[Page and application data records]
BEGIN
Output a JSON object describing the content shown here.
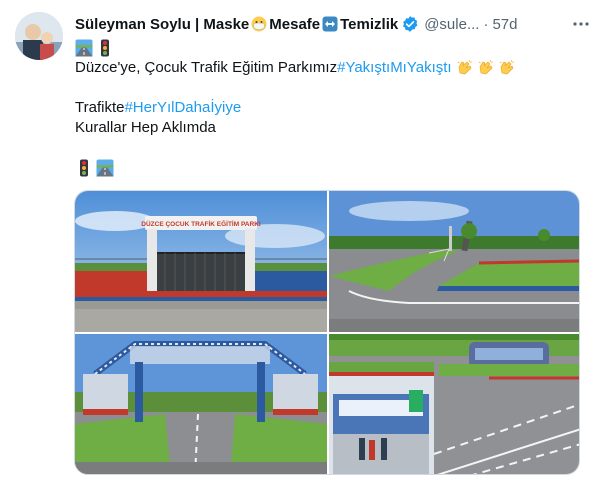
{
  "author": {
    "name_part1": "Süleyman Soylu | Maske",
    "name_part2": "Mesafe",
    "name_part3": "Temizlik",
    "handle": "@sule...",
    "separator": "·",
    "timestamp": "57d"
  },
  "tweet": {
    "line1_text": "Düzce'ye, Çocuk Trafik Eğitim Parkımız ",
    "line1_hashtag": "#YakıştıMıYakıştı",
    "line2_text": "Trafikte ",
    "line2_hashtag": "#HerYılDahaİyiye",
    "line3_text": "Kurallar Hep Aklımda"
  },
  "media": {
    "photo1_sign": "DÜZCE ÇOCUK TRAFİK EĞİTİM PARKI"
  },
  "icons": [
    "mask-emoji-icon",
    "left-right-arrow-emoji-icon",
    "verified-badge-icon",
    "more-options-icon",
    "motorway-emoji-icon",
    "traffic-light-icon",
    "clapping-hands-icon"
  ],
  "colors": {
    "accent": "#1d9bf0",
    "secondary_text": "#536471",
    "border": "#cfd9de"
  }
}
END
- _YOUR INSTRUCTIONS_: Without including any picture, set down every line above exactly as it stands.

- _TASK SOLUTION_:
Output a JSON object describing the content shown here.
{
  "author": {
    "name_part1": "Süleyman Soylu | Maske",
    "name_part2": "Mesafe",
    "name_part3": "Temizlik",
    "handle": "@sule...",
    "separator": "·",
    "timestamp": "57d"
  },
  "tweet": {
    "line1_text": "Düzce'ye, Çocuk Trafik Eğitim Parkımız ",
    "line1_hashtag": "#YakıştıMıYakıştı",
    "line2_text": "Trafikte ",
    "line2_hashtag": "#HerYılDahaİyiye",
    "line3_text": "Kurallar Hep Aklımda"
  },
  "media": {
    "photo1_sign": "DÜZCE ÇOCUK TRAFİK EĞİTİM PARKI"
  },
  "icons": [
    "mask-emoji-icon",
    "left-right-arrow-emoji-icon",
    "verified-badge-icon",
    "more-options-icon",
    "motorway-emoji-icon",
    "traffic-light-icon",
    "clapping-hands-icon"
  ],
  "colors": {
    "accent": "#1d9bf0",
    "secondary_text": "#536471",
    "border": "#cfd9de"
  }
}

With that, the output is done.